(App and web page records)
>>>
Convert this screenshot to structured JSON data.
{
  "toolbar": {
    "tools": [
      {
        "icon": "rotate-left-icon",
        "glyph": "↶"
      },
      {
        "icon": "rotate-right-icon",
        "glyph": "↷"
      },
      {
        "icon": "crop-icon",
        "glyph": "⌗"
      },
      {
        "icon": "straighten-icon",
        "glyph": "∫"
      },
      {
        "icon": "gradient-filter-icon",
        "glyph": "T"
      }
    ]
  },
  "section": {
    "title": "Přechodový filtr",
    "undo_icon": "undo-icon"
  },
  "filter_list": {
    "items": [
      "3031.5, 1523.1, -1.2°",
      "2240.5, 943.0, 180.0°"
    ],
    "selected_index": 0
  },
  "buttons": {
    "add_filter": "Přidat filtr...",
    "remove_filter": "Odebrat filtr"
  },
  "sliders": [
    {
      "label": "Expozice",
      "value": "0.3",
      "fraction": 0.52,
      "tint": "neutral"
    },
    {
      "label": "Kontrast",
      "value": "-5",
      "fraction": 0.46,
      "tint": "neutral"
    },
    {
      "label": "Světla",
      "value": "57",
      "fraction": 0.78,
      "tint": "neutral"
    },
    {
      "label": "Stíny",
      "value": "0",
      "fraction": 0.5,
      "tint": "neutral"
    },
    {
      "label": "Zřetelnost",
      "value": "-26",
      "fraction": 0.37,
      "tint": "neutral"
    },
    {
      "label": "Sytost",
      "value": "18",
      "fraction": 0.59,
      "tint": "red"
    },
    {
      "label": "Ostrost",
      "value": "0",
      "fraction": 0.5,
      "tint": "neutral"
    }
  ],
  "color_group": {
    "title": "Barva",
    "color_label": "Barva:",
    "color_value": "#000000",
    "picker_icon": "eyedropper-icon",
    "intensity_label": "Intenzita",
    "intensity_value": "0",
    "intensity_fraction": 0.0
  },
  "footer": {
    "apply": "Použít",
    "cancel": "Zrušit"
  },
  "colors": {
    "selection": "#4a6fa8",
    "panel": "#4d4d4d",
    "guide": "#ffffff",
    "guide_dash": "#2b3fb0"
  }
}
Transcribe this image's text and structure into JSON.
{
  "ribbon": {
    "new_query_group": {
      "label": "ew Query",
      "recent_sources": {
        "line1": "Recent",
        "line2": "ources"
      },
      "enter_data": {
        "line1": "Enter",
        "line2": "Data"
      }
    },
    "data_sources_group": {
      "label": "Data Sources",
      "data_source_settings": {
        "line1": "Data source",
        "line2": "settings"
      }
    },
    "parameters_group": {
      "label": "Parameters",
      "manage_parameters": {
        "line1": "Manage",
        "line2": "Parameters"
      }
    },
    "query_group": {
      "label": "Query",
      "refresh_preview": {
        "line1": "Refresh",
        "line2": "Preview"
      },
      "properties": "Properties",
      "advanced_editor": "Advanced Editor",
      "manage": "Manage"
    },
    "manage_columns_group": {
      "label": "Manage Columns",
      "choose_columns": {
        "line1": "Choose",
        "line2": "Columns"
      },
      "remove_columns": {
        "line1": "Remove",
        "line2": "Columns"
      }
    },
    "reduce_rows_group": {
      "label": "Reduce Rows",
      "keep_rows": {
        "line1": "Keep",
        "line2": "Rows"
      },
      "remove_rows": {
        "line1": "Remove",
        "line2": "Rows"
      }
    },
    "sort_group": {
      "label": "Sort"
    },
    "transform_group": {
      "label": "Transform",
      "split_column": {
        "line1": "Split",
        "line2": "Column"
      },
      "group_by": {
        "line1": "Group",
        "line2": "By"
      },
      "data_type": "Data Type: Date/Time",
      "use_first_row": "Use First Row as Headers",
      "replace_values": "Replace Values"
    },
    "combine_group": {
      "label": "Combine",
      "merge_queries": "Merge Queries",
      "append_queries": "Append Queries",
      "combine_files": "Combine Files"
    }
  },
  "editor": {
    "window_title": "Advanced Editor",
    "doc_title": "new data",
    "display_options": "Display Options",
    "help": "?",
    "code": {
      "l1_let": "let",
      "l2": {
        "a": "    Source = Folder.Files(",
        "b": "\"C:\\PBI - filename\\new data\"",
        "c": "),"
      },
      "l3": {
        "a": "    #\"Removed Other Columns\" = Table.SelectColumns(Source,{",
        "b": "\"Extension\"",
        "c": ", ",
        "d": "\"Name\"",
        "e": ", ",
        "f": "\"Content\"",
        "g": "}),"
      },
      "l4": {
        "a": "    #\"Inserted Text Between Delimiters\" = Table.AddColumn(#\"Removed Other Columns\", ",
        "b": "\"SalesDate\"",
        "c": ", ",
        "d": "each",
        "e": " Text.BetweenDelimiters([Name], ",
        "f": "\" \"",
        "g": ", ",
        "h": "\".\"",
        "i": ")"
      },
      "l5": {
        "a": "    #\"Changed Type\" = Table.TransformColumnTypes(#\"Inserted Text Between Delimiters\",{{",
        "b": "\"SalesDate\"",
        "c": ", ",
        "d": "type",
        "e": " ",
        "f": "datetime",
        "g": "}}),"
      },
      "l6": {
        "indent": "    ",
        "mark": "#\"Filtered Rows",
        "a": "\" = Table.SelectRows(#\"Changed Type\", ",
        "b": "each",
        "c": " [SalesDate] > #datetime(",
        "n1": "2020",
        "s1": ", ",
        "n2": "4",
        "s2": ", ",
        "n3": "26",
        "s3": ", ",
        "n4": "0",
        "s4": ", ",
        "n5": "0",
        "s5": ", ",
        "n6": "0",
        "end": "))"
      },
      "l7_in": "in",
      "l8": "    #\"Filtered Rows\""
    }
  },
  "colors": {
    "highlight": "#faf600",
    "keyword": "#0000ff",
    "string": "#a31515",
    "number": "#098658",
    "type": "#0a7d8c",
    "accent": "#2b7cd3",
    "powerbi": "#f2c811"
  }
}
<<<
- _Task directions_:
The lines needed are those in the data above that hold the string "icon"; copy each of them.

- _Answer to this exercise_:
        "icon": "rotate-left-icon",
        "icon": "rotate-right-icon",
        "icon": "crop-icon",
        "icon": "straighten-icon",
        "icon": "gradient-filter-icon",
    "undo_icon": "undo-icon"
    "picker_icon": "eyedropper-icon",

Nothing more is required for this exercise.